For a few hours each month, Katie Carlin, Olivia Curié and Sean Greening are no longer roommates persevering through a pandemic.
The arrival of a box on their Riverside doorstep transforms their house into a private detective agency, as the three sleuths scour the enclosed maps, letters, autopsy reports, crime-scene photos, items of clothing and other evidence for clues — and dodge red herrings — to solve an imaginary murder.
Carlin, Curié and Greening are among 100,000 people across the country who now subscribe to Hunt A Killer, the fast-growing series of murder mysteries from a Baltimore-based company that players gradually unlock using physical clues that come in the mail each month.
“The twists and turns of the plot are really fascinating,” said Carlin, a 33-year-old neonatology fellow. “Even my friends who can always predict the end of a movie, they don’t always get it."
For $25-$30 a month, depending on the subscription, Hunt A Killer creates an “immersive experience,” similar to an escape room, in the comfort of players' homes. Up to six players work through the evidence to determine each suspect’s means, motive and opportunity to commit the crime.
Co-founders Ryan Hogan and Derrick Smith have tweaked the game’s structure based on customer feedback since its 2016 launch. But they know why it has become a favorite quarantine activity — and one of the United States’ fastest-growing games, with $27.3 million in revenue in 2019 and a projected $55 million this year.
“What people need right now is a place to escape, an environment where they can disconnect from the news cycle, the pandemic,” said Hogan, who now lives in Seattle. “You get to explore a universe that feels real.”
The game is set up like a true-crime television series: Each murder case makes up a “season,” to be solved over the course of six monthly boxes or “episodes.” A new box each month supplies enough clues to accomplish more incremental objectives, such as identifying the murder weapon.
Impatient players can “expedite” the boxes and binge them all at once, like a Netflix show.
"Putting together an immersive story delivered episodically was always the goal,” said Smith, who lives near Parkville. “Entertainment can always be a positive distraction, and it’s something a lot of us need at the moment.”
Coronavirus precautions have led some players to host monthly gatherings over conference calls or video chats, while others playing in-person with family and friends have set up “murder boards” on their living room walls, unspooling red yarn to connect suspects, places, weapons and victims.

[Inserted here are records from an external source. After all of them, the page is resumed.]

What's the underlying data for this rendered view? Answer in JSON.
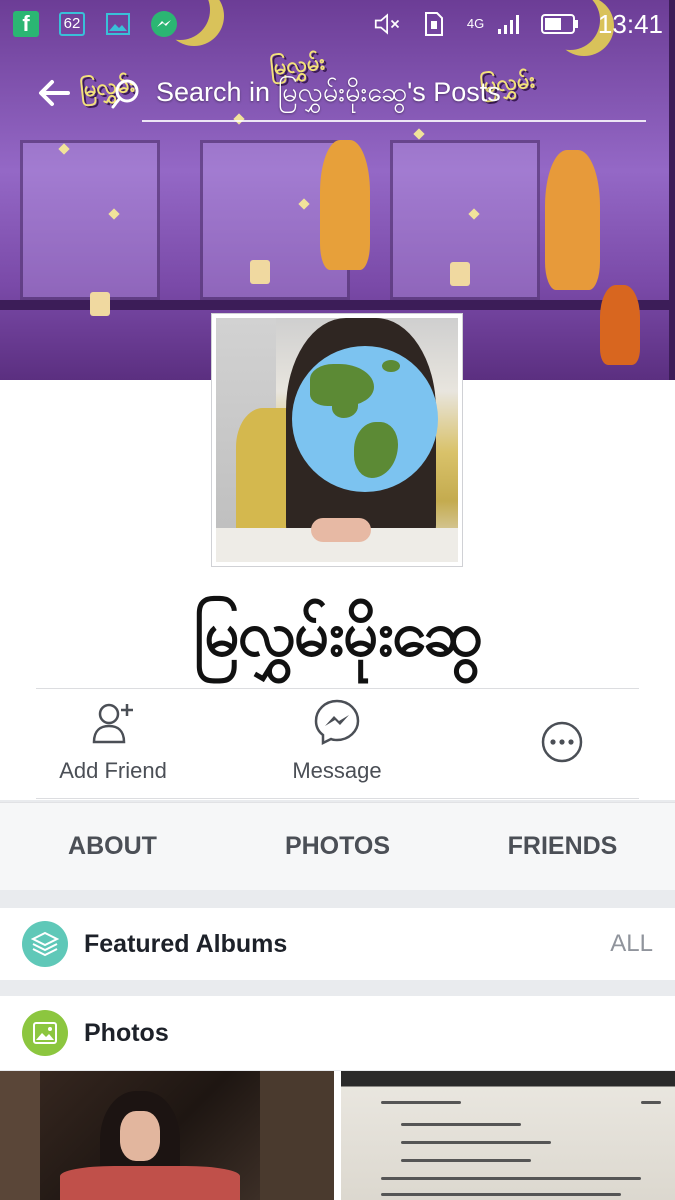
{
  "status_bar": {
    "badge_count": "62",
    "network": "4G",
    "time": "13:41"
  },
  "search": {
    "placeholder": "Search in မြလွှမ်းမိုးဆွေ's Posts"
  },
  "profile": {
    "name": "မြလွှမ်းမိုးဆွေ"
  },
  "actions": [
    {
      "label": "Add Friend"
    },
    {
      "label": "Message"
    },
    {
      "label": ""
    }
  ],
  "tabs": [
    {
      "label": "ABOUT"
    },
    {
      "label": "PHOTOS"
    },
    {
      "label": "FRIENDS"
    }
  ],
  "sections": {
    "featured_albums": {
      "title": "Featured Albums",
      "action": "ALL"
    },
    "photos": {
      "title": "Photos"
    }
  },
  "colors": {
    "albums_icon_bg": "#5fc8b8",
    "photos_icon_bg": "#8cc63f",
    "text_gray": "#4b4f56"
  }
}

A book of cocktail recipes and Spotify playlists are available for each case to help players set the scene. The game’s Facebook group doesn’t allow spoilers, but it serves as a resource where the 130,000 members can find a helpful nudge in the right direction to find the next clue if they get stuck.

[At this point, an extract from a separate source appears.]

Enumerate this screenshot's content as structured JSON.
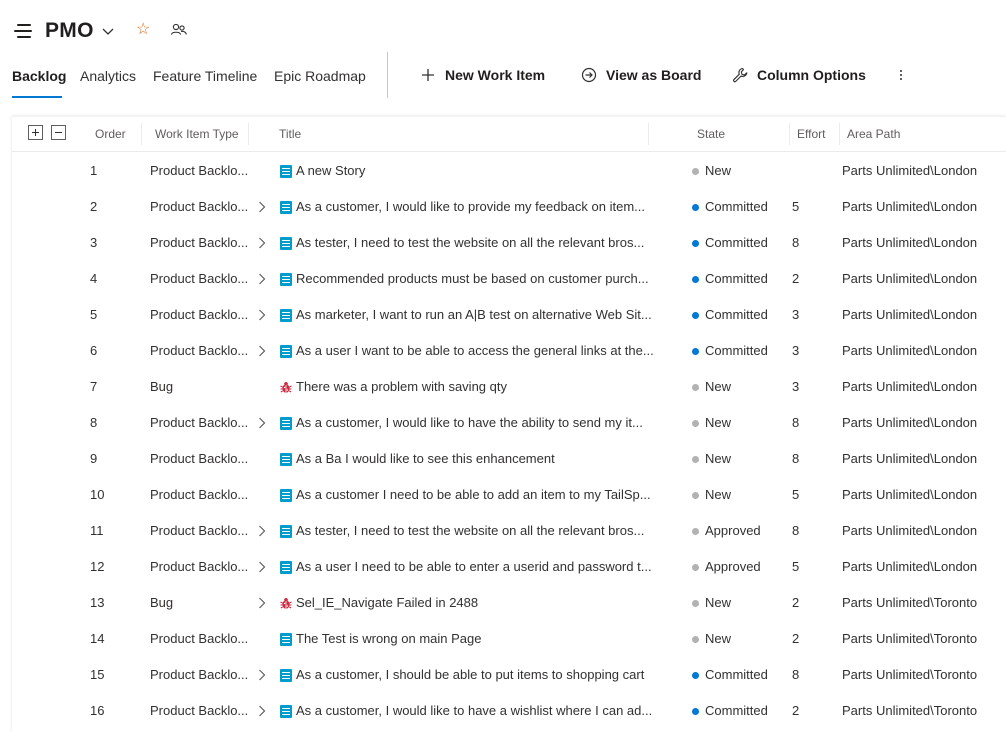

Players typically divvy up roles based on their own strengths and weaknesses. Carlin considers herself the leader of her group, although she’s quick to lean on Curié and Greening, who often are better at finding clues hidden in encoded letters or art, she said.
“Between the three of us, we could solve the box in not too long of a period,” Carlin said.
Heather Nicoll and her friend Nicole Beaudette like to pour drinks, set out snacks and clear their kids from the room for “Mommy Time,” as they’ve begun referring to Hunt A Killer.
“You get to feed off of each other," said Nicoll, 31, of Uxbridge, Massachusetts. “I’m the code-cracker person, and she’ll read through everything. We’ll take notes and compare theories.”
An antique cigarette holder, a lace glove, a vinyl record and a drumstick are among the items Nicoll has been impressed to unpack from the monthly boxes.
“It really immerses you into their world when you get stuff like that,” she said. “It’s kind of expensive, but you get what you pay for.”
Tracy Funk and her husband, Jonathan Prozzi, moved into a new house in Towson three weeks ago.
“One of the first things I unpacked was our Hunt A Killer boxes," said Funk, 37.
She doesn’t “expedite” the boxes, but she likes to wait to open them until a whole season’s worth have arrived, so she won’t be left waiting a month on a cliffhanger.
“We have a stockpile,” she said. “I tend to save up an entire season and then go through it all at once.”
Gina Albers and her husband, Don, use a binder and a timeline to keep track of the various suspects, evidence and events with their friends Karen and Jay Sterner in Stewartstown, Pennsylvania.
“It took all of our skills together to try to put all of these clues together,” said Albers, 54, who grew up in Dundalk. “It’s a way to keep us connected. Life gets busy, and we’re worried about doing things. This was something that guaranteed a date night.”